Raynor: It’s not such a bad thing for Government to work a bit more like a vending machine. At the moment government bureacrats chose what projects get funded isn’t exactly democratic. As crowdfunding matures priorities will be more determined by citizens. Davies: Not entirely comfortable with this model of government as vending machine. The Spacehive model is more around disruption of the planning process, putting communities at the centre and give them a voice, not about individuals funding projects but about individuals having a voice.

(i) Every kindergarten and elementary school in US raises money from parents via bake sales and events - can crowdfunding adopt or work with that model? (ii) Have groups looked at plaques or other acknowledgement for donations?

Davies: Great idea to work with existing fundraising infrastructure. Spacehive works with the Big Lunch - community lunch on the street -  during UK jubilee, had millions of people doing this. Example of working with the existing relationship. Acknowledgement / rewards key part of existing philanthropic and commercial relationships - spacehive doesn’t do this, sees rewards stemming from individuals enjoying community benefit.

Raynor: Working with one of the largest public school groups in the US to post projects on Citizenvestor, and have seen lots of legal hurdles to offering rewards. Potentially illegal to give rewards for donations that are 100% tax deductible.

Donations 100% tax deductible, but across the country there are different tax structures. Have crowdfunders considered working with local governments to alter tax codes to be crowdfunding friendly?

Raynor + Davies: Not really doing this now, but interesting point.

(i) Any examples of crowdfunding / participation model that was contingent on external factors  - ballot / proposition passing, company involvement? (ii) How does in house R&D around goverment crowdfunding work - city of Austin is preparing to launch an innovation office.

Bellows: Lots of different models. In Europe have outsourced it to institutions linked to Government. In Philadelphia they are in the Mayor’s office, and this works well. They are not trying to own innovation but rather to support and nurture innovation by working with others and e.g. being ok with failure.

Engelman: To get to citizen-suggested crowdfunding, then need to make sure that donations are also contingent on approvals being granted (which speaks to the importance of partnerships).

Can mature crowdfunding market potentially change government spending decisions and priorities?

Engelman: someone in crowdfunding industry needs to step up and write a set of principles re. how government works with crowdfunding, e.g. only projects that are highly unlikely to be funded by other means.

Davies: very important question, at this stage we’re still building literacy and proving the model. That makes it hard to create recommendations or a master plan. Not likely to see mass disruption of existing government projects and priorities. Really about community empowerment - communities have great ideas about how to improve their own environments.

Bellows: Exploring what participatory budgeting means.
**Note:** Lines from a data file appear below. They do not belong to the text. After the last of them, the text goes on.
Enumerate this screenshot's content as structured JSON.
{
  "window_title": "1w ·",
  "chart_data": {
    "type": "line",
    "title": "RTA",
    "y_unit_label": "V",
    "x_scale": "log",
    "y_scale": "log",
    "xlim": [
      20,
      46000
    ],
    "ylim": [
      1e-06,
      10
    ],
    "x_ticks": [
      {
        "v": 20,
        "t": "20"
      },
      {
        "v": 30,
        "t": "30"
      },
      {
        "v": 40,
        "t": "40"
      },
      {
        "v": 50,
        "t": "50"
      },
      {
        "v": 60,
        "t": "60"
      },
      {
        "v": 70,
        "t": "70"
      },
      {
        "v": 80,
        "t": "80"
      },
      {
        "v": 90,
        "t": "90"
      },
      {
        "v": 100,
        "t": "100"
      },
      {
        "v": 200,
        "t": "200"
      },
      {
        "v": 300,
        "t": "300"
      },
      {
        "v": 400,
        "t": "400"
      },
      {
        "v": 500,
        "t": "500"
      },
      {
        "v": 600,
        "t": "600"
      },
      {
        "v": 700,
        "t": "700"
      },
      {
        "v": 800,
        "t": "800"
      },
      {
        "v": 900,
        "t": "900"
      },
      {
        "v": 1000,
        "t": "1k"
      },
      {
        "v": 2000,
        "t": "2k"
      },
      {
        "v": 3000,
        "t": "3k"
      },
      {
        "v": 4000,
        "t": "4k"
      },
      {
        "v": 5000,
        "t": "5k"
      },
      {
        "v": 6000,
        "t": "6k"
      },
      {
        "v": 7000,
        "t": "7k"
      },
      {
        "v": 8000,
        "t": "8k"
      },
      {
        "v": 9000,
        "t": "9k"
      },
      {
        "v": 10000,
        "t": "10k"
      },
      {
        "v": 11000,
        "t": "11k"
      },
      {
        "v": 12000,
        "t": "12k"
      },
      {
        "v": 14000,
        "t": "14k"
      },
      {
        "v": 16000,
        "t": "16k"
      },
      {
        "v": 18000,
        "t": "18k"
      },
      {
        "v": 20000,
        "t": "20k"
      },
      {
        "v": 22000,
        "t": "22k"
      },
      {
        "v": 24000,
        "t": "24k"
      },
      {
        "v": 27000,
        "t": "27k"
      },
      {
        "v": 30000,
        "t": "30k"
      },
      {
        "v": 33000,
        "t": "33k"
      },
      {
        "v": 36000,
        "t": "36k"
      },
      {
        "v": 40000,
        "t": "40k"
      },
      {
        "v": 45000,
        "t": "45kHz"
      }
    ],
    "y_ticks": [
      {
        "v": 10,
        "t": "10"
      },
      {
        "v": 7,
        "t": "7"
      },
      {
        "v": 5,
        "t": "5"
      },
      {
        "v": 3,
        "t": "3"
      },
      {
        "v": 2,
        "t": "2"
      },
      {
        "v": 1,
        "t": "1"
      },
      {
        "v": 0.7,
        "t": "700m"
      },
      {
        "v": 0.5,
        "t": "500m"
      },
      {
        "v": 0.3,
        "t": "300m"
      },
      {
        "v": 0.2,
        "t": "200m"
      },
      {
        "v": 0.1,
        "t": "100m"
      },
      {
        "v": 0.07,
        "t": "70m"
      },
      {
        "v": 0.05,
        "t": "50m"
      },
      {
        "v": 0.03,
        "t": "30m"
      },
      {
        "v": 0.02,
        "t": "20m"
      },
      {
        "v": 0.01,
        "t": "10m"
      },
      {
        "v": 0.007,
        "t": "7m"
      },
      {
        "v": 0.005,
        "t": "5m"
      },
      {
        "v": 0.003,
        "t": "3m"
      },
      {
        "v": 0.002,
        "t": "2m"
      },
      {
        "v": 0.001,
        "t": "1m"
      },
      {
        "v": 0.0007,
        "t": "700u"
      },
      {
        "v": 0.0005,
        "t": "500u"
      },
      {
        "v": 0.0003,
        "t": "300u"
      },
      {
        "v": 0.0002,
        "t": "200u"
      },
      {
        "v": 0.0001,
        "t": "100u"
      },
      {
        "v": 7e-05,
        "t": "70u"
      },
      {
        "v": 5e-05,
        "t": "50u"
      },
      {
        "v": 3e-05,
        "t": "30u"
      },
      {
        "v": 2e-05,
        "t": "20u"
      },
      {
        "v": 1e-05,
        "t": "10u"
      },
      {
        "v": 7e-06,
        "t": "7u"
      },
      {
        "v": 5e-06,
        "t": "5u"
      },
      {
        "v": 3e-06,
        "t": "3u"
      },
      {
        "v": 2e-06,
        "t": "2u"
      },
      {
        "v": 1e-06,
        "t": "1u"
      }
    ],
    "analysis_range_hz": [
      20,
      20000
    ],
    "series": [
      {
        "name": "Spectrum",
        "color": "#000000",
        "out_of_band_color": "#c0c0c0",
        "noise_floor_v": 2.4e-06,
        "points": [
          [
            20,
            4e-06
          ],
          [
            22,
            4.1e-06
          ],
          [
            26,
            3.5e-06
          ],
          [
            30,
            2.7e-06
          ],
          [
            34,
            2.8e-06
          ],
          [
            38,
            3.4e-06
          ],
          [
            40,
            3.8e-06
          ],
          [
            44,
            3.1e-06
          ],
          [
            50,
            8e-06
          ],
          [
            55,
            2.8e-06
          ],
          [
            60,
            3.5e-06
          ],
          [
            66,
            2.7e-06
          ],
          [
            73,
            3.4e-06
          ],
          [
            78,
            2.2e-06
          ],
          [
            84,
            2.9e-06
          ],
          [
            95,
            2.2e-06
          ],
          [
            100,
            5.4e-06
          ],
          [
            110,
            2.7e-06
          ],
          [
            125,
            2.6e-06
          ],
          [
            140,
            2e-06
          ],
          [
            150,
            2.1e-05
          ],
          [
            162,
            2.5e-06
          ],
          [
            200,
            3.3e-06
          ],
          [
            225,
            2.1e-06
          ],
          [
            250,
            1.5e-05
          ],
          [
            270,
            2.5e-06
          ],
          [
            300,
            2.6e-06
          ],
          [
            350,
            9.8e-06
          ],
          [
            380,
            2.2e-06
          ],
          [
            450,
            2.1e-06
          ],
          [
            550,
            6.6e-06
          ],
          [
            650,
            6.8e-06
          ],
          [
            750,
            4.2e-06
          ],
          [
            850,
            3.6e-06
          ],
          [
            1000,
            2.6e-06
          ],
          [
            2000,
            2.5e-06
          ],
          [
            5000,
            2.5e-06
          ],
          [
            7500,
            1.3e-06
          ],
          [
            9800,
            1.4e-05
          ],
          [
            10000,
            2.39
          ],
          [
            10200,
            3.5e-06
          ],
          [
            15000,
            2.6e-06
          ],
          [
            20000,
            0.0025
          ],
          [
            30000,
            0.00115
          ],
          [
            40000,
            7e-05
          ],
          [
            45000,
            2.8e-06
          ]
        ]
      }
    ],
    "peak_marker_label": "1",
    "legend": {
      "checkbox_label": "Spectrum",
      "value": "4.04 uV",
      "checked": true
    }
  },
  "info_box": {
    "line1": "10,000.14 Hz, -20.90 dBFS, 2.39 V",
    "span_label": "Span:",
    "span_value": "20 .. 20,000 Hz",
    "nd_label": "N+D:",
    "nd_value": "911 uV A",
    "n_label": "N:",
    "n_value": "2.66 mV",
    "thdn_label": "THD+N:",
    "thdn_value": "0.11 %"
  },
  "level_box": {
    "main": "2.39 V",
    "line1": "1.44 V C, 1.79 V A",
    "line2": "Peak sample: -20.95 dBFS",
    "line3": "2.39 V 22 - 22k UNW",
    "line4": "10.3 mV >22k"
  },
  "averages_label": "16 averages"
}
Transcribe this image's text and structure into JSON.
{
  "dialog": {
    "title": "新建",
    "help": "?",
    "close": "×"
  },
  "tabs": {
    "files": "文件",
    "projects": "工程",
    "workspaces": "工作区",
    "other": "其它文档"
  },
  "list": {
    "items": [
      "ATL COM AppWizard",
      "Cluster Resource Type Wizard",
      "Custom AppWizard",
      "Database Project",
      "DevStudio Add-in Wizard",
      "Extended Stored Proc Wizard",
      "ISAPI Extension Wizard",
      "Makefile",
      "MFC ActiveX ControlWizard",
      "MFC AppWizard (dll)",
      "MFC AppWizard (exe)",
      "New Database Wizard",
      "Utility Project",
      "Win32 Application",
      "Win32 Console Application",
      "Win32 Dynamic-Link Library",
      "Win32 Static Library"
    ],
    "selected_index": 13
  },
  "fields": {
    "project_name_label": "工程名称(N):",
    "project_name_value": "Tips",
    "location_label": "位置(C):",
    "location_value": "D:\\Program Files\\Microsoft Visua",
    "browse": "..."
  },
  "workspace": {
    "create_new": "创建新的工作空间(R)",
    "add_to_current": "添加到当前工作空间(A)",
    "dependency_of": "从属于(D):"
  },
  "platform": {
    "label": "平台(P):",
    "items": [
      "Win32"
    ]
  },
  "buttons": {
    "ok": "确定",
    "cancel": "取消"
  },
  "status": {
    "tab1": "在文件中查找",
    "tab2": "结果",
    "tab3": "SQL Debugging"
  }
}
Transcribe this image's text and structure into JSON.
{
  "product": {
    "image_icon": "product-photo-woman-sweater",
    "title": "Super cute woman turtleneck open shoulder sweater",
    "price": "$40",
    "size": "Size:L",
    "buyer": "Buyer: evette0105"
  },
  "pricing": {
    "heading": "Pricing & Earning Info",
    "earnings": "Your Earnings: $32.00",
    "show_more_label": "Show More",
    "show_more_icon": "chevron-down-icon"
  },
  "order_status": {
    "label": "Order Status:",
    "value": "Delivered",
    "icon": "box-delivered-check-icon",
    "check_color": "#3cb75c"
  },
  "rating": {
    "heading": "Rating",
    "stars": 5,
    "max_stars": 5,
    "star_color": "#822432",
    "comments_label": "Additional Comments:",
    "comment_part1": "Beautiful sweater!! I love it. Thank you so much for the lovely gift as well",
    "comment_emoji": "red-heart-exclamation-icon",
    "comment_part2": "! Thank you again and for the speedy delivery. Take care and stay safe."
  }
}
Can have that discussion as part of proving the crowdfunding model.

(i) Once a project’s funded, how is it maintained, e.g. who keeps a new park looking good? (ii) How does crowdfunding work outside big cities, in smaller towns of 1 or 2 thousand?

Raynor: First, more interested in one-off cost projects that don’t have big maintenance costs. Second, we’ve had lots of rural towns and counties approach us, but not so much the very small towns.

Davies: One of the projects described was at a 3000 person town. Worked to a certain extent because crowdfunding was new but also because it put the town on the map by using Welsh celebrities.